You can warp back to Shyron with magic, but you’re still too late. The empire overran the town, kidnapped the sages, and killed everyone else. Stom. Akahana. A man who told you just minutes ago of how he lost his wife and children to the empire. All dead. The hero is left to hear their final words and then face Mado, the third of the empire’s elite generals and the presumed instrument of all this carnage. This marked the first time in my life I truly hated a video game character.

Not so long after Shyron falls, the hero comes upon Stom’s hometown and a herd of rabbits he looked after. Gifted now with the ability to speak to animals, the protagonist learns that one the bunnies is named Deo and that he was Stom’s favorite. What’s a hero to do? Use the Change spell to disguise yourself as Stom and talk to Deo. He’ll give you a pendant that refills your magic power automatically.

Well, it’s not that simple. At some point the creators of Crystalis realized that it was horrible of the hero to pose as this rabbit’s dead friend and con him out of some trinket. So they had the hero reveal to Deo that Stom is, in fact, dead. Deo is heartbroken but gives the protagonist the pendant and tells him to avenge Stom.

It would’ve been easy for Crystalis to play it straight and just have the player trick Deo. The game pulls a similar move when the player poses as the now-deceased Akahana to get a statue. But Crystalis draws the line at fooling a little rabbit into thinking his friend is still alive. Why? Because Crystalis cares.

That enormous floating tower is a constant tease in Crystalis. It’s a fearsome weapon of ages past, created to maintain piece with the threat of its destructive power. But is it now a tool of the dark ambitions it was meant to eradicate? Or is it merely a misunderstood relic? You’ll take your time finding out, but the payoff arrives. Once the Draygonian Empire falls, the hero’s counterpart, Mesia, tells him that it’s finally time to visit the tower.

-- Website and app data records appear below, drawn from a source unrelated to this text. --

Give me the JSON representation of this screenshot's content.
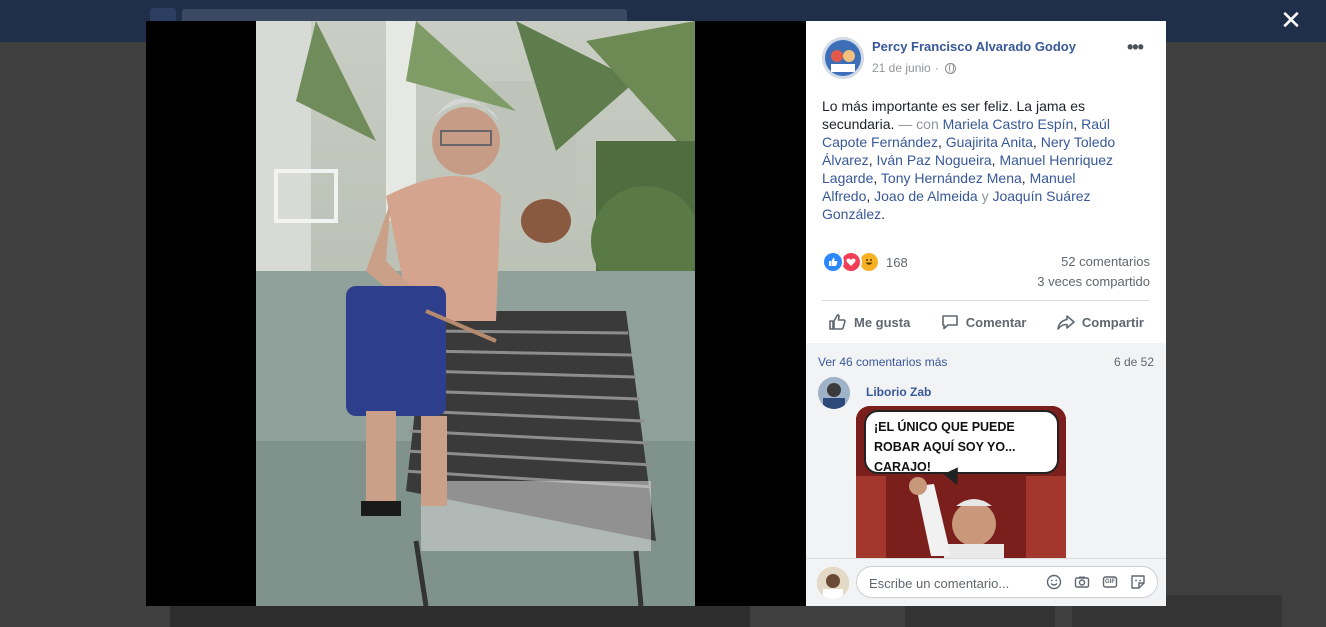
{
  "post": {
    "author": "Percy Francisco Alvarado Godoy",
    "date": "21 de junio",
    "date_sep": "·",
    "more_label": "•••",
    "text_main": "Lo más importante es ser feliz. La jama es secundaria.",
    "with_label": "— con",
    "tagged": [
      "Mariela Castro Espín",
      "Raúl Capote Fernández",
      "Guajirita Anita",
      "Nery Toledo Álvarez",
      "Iván Paz Nogueira",
      "Manuel Henriquez Lagarde",
      "Tony Hernández Mena",
      "Manuel Alfredo",
      "Joao de Almeida",
      "Joaquín Suárez González"
    ],
    "and_word": "y",
    "end_punct": "."
  },
  "stats": {
    "reactions_count": "168",
    "comments": "52 comentarios",
    "shares": "3 veces compartido",
    "reaction_types": [
      "like",
      "love",
      "haha"
    ]
  },
  "actions": {
    "like": "Me gusta",
    "comment": "Comentar",
    "share": "Compartir"
  },
  "comments": {
    "see_more": "Ver 46 comentarios más",
    "pager": "6 de 52",
    "first_author": "Liborio Zab",
    "meme_text": "¡EL ÚNICO QUE PUEDE ROBAR AQUÍ SOY YO... CARAJO!"
  },
  "composer": {
    "placeholder": "Escribe un comentario...",
    "icons": [
      "emoji-icon",
      "camera-icon",
      "gif-icon",
      "sticker-icon"
    ],
    "gif_label": "GIF"
  },
  "lightbox": {
    "close_label": "✕"
  },
  "colors": {
    "link": "#385898",
    "muted": "#90949c",
    "like": "#2d88ff",
    "love": "#f33e58",
    "haha": "#f7b125"
  }
}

It’s a great finale. The tower looks ancient and sorcerous from the outside, a giant Babel in a salad bowl, but it’s more complex within. Guardian robots swarm you, and the decor is stonework and hieroglyphics with a high-tech cast. Crystalis sure wasn’t the first game to mix futuristic elements with fantasy–Final Fantasy had robots and nukes in 1987, after all–but it delivers that blend as the climax of a long and mystery-laced adventure.

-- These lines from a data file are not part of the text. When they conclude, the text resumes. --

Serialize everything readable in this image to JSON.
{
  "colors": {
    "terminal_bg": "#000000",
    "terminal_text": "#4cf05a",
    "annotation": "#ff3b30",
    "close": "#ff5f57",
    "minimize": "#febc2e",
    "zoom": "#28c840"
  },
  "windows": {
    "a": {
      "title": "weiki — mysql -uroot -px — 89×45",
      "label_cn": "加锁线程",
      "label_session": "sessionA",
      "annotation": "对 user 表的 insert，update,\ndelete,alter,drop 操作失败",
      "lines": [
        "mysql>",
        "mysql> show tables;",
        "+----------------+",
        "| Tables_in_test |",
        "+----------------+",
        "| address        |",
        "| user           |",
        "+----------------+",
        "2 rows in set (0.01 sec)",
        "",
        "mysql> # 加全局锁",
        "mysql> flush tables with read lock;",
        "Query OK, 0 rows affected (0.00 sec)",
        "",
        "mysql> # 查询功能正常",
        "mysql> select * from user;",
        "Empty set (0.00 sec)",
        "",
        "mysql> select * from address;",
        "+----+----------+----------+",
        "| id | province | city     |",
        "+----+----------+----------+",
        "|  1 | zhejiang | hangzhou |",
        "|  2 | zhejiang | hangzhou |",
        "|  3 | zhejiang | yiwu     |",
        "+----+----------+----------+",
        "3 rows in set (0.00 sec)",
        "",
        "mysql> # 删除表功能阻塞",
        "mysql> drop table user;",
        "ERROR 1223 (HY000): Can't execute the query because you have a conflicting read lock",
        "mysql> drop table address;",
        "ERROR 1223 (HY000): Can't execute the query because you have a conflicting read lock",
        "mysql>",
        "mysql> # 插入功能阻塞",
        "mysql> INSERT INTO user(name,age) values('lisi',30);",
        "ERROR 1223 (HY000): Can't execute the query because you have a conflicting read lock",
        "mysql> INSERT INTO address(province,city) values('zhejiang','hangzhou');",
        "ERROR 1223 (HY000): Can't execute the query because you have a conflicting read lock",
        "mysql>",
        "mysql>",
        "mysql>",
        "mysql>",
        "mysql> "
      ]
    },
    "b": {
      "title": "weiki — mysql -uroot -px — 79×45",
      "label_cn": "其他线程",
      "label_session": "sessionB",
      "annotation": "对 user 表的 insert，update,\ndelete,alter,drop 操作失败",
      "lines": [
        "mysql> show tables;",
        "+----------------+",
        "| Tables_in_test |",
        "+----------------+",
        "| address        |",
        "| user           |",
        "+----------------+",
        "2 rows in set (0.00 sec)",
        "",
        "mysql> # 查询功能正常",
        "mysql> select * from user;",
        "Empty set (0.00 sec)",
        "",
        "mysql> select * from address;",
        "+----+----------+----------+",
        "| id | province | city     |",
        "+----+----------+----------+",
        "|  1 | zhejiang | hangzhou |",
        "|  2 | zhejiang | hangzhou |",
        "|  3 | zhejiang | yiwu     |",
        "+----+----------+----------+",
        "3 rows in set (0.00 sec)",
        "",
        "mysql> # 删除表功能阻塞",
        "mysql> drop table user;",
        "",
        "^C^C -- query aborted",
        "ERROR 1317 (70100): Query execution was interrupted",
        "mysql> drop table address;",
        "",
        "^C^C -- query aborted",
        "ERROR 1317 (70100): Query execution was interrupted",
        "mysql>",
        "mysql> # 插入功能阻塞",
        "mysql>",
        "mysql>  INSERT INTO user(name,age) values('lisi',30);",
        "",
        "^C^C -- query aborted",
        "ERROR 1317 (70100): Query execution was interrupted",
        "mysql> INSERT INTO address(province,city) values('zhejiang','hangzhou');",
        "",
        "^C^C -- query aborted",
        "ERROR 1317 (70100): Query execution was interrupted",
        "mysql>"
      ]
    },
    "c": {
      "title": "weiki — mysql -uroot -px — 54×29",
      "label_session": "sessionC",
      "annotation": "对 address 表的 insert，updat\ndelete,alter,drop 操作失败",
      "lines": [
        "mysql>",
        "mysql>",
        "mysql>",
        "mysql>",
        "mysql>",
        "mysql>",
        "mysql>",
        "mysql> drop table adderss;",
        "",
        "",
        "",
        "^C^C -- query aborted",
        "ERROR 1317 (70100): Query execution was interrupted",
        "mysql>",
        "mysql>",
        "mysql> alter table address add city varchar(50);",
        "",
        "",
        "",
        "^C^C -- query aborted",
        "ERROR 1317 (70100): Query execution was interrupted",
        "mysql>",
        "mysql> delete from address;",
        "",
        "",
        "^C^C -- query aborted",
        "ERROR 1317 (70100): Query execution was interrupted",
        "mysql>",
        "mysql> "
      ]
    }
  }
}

I especially like how the first robots you’ll face are brownish, as though puttering around the tower for a century has left them coated with rust. Defeat them, and the tower will disgorge a phalanx of new mecha, silver and untarnished.

The tower also ties up everything. As you ascend, recordings disclose just who the hero, Mesia, and Azteca are and how you fit into the tower’s ultimate goal. The actual ending of Crystalis doesn’t launch any big surprises. It’s just catchy music and images of the world you saved. The real reward lies in the journey to the tower, all it reveals, and all it merely suggests.

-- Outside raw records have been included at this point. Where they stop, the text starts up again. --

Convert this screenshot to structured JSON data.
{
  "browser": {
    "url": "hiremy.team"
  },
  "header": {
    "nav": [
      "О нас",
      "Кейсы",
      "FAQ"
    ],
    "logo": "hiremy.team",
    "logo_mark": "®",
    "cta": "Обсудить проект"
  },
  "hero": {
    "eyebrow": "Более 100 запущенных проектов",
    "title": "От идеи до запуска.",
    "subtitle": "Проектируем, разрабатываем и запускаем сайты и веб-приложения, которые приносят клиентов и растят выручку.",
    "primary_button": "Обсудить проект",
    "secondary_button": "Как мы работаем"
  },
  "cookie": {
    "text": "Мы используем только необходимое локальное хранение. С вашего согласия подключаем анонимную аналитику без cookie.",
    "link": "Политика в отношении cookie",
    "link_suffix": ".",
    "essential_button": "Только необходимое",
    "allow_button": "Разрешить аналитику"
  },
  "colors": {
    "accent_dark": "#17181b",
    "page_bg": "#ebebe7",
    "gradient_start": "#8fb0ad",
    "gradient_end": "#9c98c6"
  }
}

The Game Boy Color version of Crystalis changes far too much for no good reason, even shuffling around the last two bosses apparently to make the story less satisfying. I understand one of its alterations, though: the tower is a longer, more complicated maze in the GBC version. Even at the end of the game, I wanted to see more of the tower—and Crystalis in general.


  1. ArnoldRimmer838:16 PM

    I doubt this was the developer’s intention, but I always had my own head cannon as to why you never encounter those dragon beasts in the intro. They appear to be eating plants, which makes me think they’re herbivores hence they have no reason to antagonize the protagonist. Thus you never battle any, as they’re probably just chilling out somewhere in the background of the various places you go. I figure not all the mutated creatures necessarily have to be hostile.

  2. That’s a good point, and the way they’re animated makes them look more like grazing dinosaurs. I guess I was disappointed that they weren’t in the background at any point in the game, but Crystalis is already pushing the NES pretty hard and the developers couldn’t bother with dino-dragons just for scenery.